by Ashleigh Petersen

For the first time, the Occupational Safety and Health Administration (OSHA) has launched a National Emphasis Program (NEP) to protect millions of workers from heat illness and injuries. Through the program, which went into effect April 8, 2022, OSHA will conduct heat-related workplace inspections before workers suffer completely preventable injuries, illnesses or, even worse, fatalities.

The NEP is designed to encourage employers to protect workers from heat hazards by providing employee access to water, rest, shade, adequate training, and implementing acclimatization procedures for new or returning employees. It contains both enforcement and outreach/compliance assistance components.

The NEP establishes heat priority days when the heat index is expected to be 80 degrees Fahrenheit or higher.

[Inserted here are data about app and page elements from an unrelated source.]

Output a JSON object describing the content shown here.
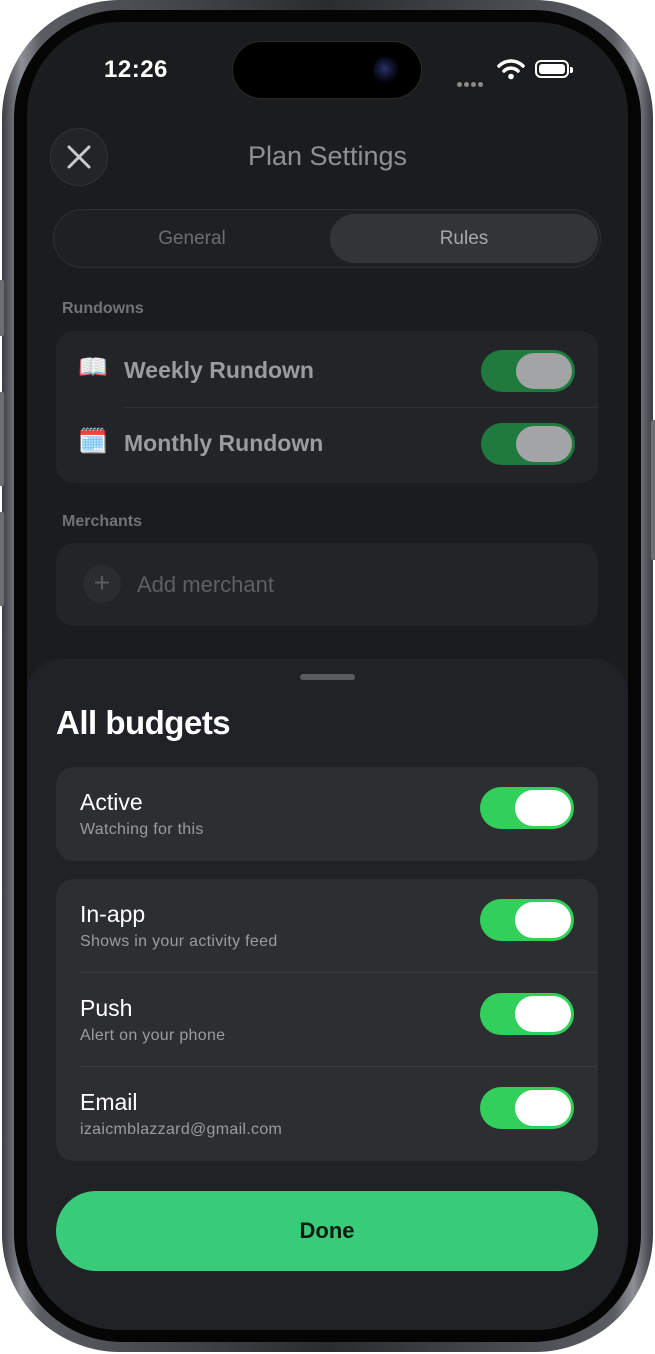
{
  "status_bar": {
    "time": "12:26"
  },
  "nav": {
    "title": "Plan Settings",
    "close_icon": "close-icon"
  },
  "segmented": {
    "tabs": [
      {
        "label": "General",
        "selected": false
      },
      {
        "label": "Rules",
        "selected": true
      }
    ]
  },
  "rundowns": {
    "section_label": "Rundowns",
    "items": [
      {
        "emoji": "📖",
        "label": "Weekly Rundown",
        "enabled": true
      },
      {
        "emoji": "🗓️",
        "label": "Monthly Rundown",
        "enabled": true
      }
    ]
  },
  "merchants": {
    "section_label": "Merchants",
    "add_label": "Add merchant",
    "add_icon": "+"
  },
  "sheet": {
    "title": "All budgets",
    "active": {
      "label": "Active",
      "subtitle": "Watching for this",
      "enabled": true
    },
    "channels": [
      {
        "label": "In-app",
        "subtitle": "Shows in your activity feed",
        "enabled": true
      },
      {
        "label": "Push",
        "subtitle": "Alert on your phone",
        "enabled": true
      },
      {
        "label": "Email",
        "subtitle": "izaicmblazzard@gmail.com",
        "enabled": true
      }
    ],
    "done_label": "Done"
  },
  "colors": {
    "toggle_on": "#32d05b",
    "done_button": "#38cb7a",
    "sheet_bg": "#212225",
    "screen_bg": "#1b1c1e"
  }
}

On heat priority days:

  • OSHA will initiate compliance assistance in the targeted high-risk industries.
  • OSHA also will continue to inspect any alleged heat-related fatality/catastrophe, complaint or referral regardless of whether the worksite falls within a targeted industry of this NEP.

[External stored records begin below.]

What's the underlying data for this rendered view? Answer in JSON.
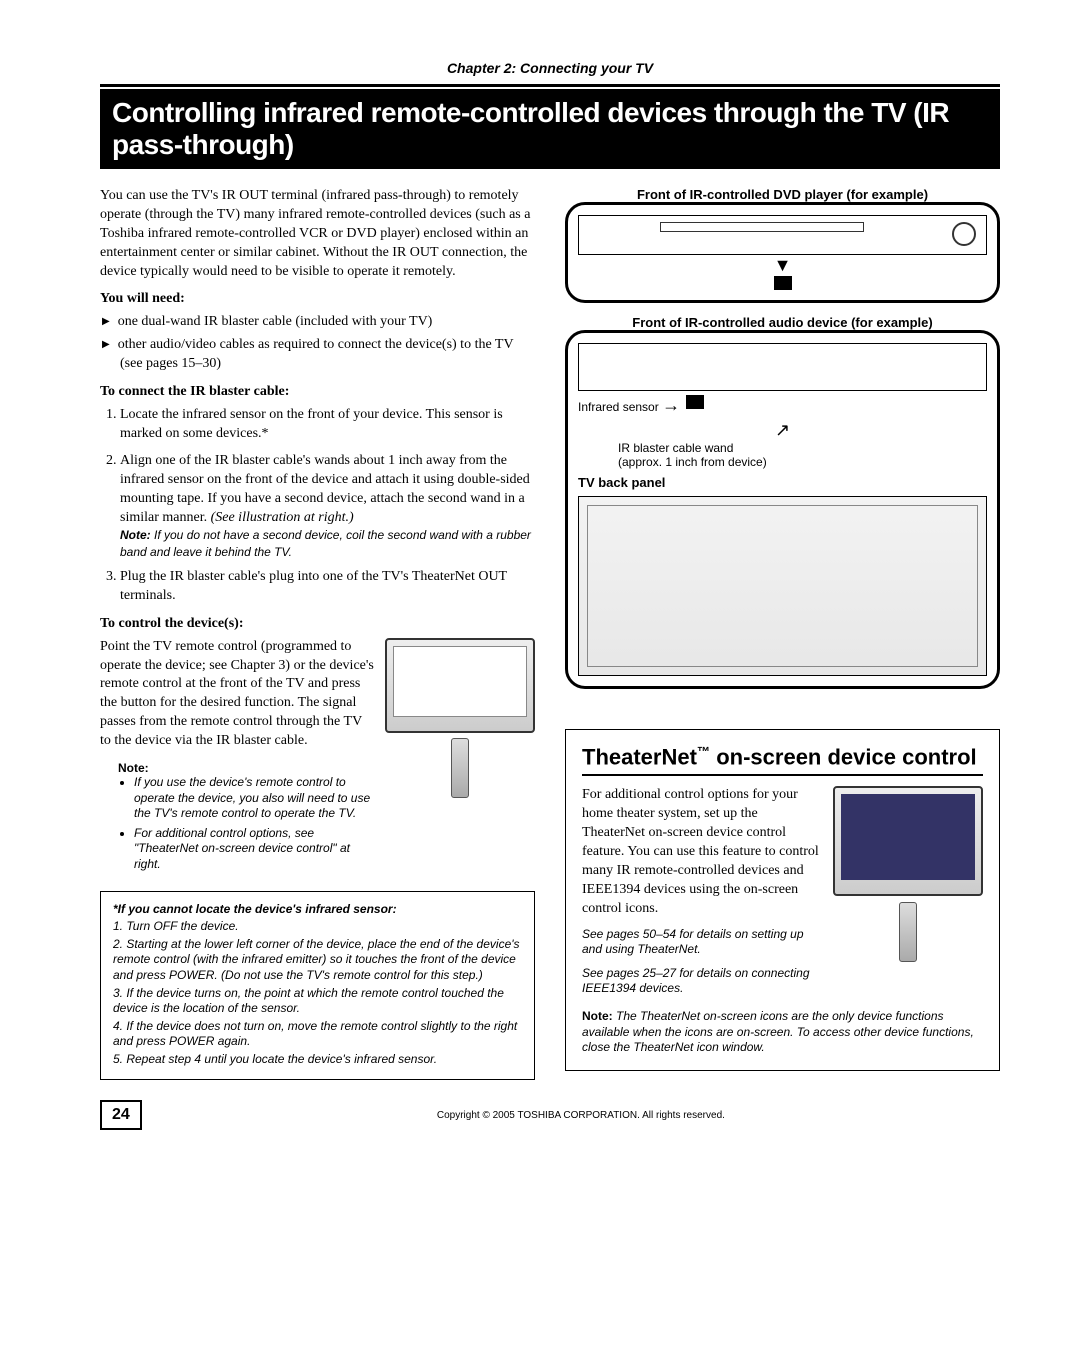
{
  "chapter": "Chapter 2: Connecting your TV",
  "title": "Controlling infrared remote-controlled devices through the TV (IR pass-through)",
  "intro": "You can use the TV's IR OUT terminal (infrared pass-through) to remotely operate (through the TV) many infrared remote-controlled devices (such as a Toshiba infrared remote-controlled VCR or DVD player) enclosed within an entertainment center or similar cabinet. Without the IR OUT connection, the device typically would need to be visible to operate it remotely.",
  "need_head": "You will need:",
  "need_items": [
    "one dual-wand IR blaster cable (included with your TV)",
    "other audio/video cables as required to connect the device(s) to the TV (see pages 15–30)"
  ],
  "connect_head": "To connect the IR blaster cable:",
  "connect_steps": {
    "s1": "Locate the infrared sensor on the front of your device. This sensor is marked on some devices.*",
    "s2": "Align one of the IR blaster cable's wands about 1 inch away from the infrared sensor on the front of the device and attach it using double-sided mounting tape. If you have a second device, attach the second wand in a similar manner. ",
    "s2_suffix": "(See illustration at right.)",
    "s2_note_word": "Note:",
    "s2_note": " If you do not have a second device, coil the second wand with a rubber band and leave it behind the TV.",
    "s3": "Plug the IR blaster cable's plug into one of the TV's TheaterNet OUT terminals."
  },
  "control_head": "To control the device(s):",
  "control_text": "Point the TV remote control (programmed to operate the device; see Chapter 3) or the device's remote control at the front of the TV and press the button for the desired function. The signal passes from the remote control through the TV to the device via the IR blaster cable.",
  "control_note_word": "Note:",
  "control_notes": [
    "If you use the device's remote control to operate the device, you also will need to use the TV's remote control to operate the TV.",
    "For additional control options, see \"TheaterNet on-screen device control\" at right."
  ],
  "locate": {
    "title": "*If you cannot locate the device's infrared sensor:",
    "steps": [
      "1. Turn OFF the device.",
      "2. Starting at the lower left corner of the device, place the end of the device's remote control (with the infrared emitter) so it touches the front of the device and press POWER. (Do not use the TV's remote control for this step.)",
      "3. If the device turns on, the point at which the remote control touched the device is the location of the sensor.",
      "4. If the device does not turn on, move the remote control slightly to the right and press POWER again.",
      "5. Repeat step 4 until you locate the device's infrared sensor."
    ]
  },
  "diagram": {
    "dvd_label": "Front of IR-controlled DVD player (for example)",
    "audio_label": "Front of IR-controlled audio device (for example)",
    "infrared_sensor": "Infrared sensor",
    "ir_wand": "IR blaster cable wand",
    "ir_wand_sub": "(approx. 1 inch from device)",
    "back_panel": "TV back panel"
  },
  "theaternet": {
    "title_pre": "TheaterNet",
    "title_suf": " on-screen device control",
    "body": "For additional control options for your home theater system, set up the TheaterNet on-screen device control feature. You can use this feature to control many IR remote-controlled devices and IEEE1394 devices using the on-screen control icons.",
    "see1": "See pages 50–54 for details on setting up and using TheaterNet.",
    "see2": "See pages 25–27 for details on connecting IEEE1394 devices.",
    "note_word": "Note:",
    "note": " The TheaterNet on-screen icons are the only device functions available when the icons are on-screen. To access other device functions, close the TheaterNet icon window."
  },
  "page_number": "24",
  "copyright": "Copyright © 2005 TOSHIBA CORPORATION. All rights reserved."
}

In addition, OSHA will conduct programmed (pre-planned) inspections in targeted high-risk industries on any day that the National Weather Service has announced a heat warning or advisory for the local area.

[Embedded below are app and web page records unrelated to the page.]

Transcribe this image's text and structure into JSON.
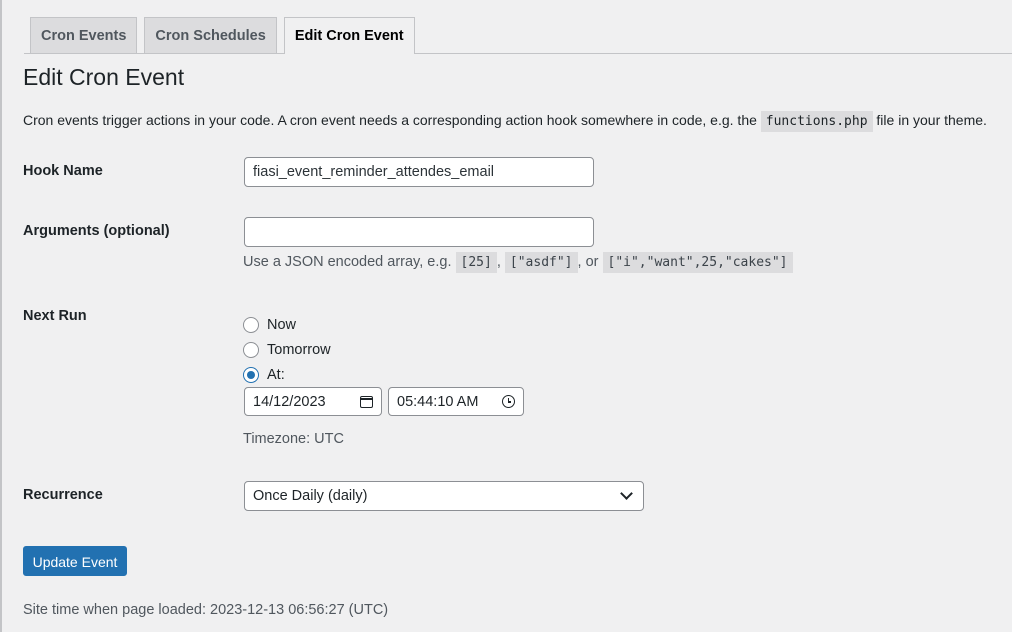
{
  "tabs": [
    {
      "label": "Cron Events",
      "active": false
    },
    {
      "label": "Cron Schedules",
      "active": false
    },
    {
      "label": "Edit Cron Event",
      "active": true
    }
  ],
  "page_title": "Edit Cron Event",
  "intro": {
    "before": "Cron events trigger actions in your code. A cron event needs a corresponding action hook somewhere in code, e.g. the ",
    "code": "functions.php",
    "after": " file in your theme."
  },
  "hook_name": {
    "label": "Hook Name",
    "value": "fiasi_event_reminder_attendes_email"
  },
  "arguments": {
    "label": "Arguments (optional)",
    "value": "",
    "hint_prefix": "Use a JSON encoded array, e.g. ",
    "example1": "[25]",
    "sep1": ", ",
    "example2": "[\"asdf\"]",
    "sep2": ", or ",
    "example3": "[\"i\",\"want\",25,\"cakes\"]"
  },
  "next_run": {
    "label": "Next Run",
    "options": [
      {
        "label": "Now",
        "checked": false
      },
      {
        "label": "Tomorrow",
        "checked": false
      },
      {
        "label": "At:",
        "checked": true
      }
    ],
    "date": "14/12/2023",
    "time": "05:44:10 AM",
    "timezone": "Timezone: UTC"
  },
  "recurrence": {
    "label": "Recurrence",
    "selected": "Once Daily (daily)"
  },
  "submit_label": "Update Event",
  "site_time": "Site time when page loaded: 2023-12-13 06:56:27 (UTC)",
  "colors": {
    "accent": "#2271b1",
    "background": "#f0f0f1"
  }
}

On heat priority days, OSHA field staff will engage in proactive outreach and technical/ compliance assistance to help keep workers safe on the job.

Impacted industries

The NEP targets more than 70 high-risk industries based on:

  • Bureau of Labor Statistics data on incidence rates of heat-related illnesses and number of employee days away from work rate.
  • Elevated numbers of fatalities or hospitalizations reported by employers to OSHA.
  • Highest number of heat-related general duty clause 5(a)(1) violations and Hazard Alert Letters over a five-year period (1/1/2017 through 12/31/2021), or highest number of OSHA heat inspections since 2017.

According to OSHA, workers suffer more than 3,500 injuries and illnesses related to heat each year. The NEP is part of a larger, interagency Biden-Harris administration effort to protect workers and communities from extreme heat and rising temperatures resulting from climate change.

“Tragically, the three-year average of workplace deaths caused by heat has doubled since the early 1990s. These extreme heat hazards aren’t limited to outdoor occupations, the seasons or geography. From farm workers in California to construction workers in Texas and warehouse workers in Pennsylvania, heat illness — exacerbated by our climate’s rising temperatures — presents a growing hazard for millions of workers,” said Secretary of Labor Marty Walsh.

“This enforcement program is another step towards our goal of a federal heat standard. Through this work, we’re also empowering workers with knowledge of their rights, especially the right to speak up about their safety without fear of retaliation. I’m grateful for the vice president’s leadership on this issue, and for her demonstrated commitment to keeping workers safe on the job,” Walsh said.

The NEP will remain in effect for three years unless canceled or extended by a superseding directive.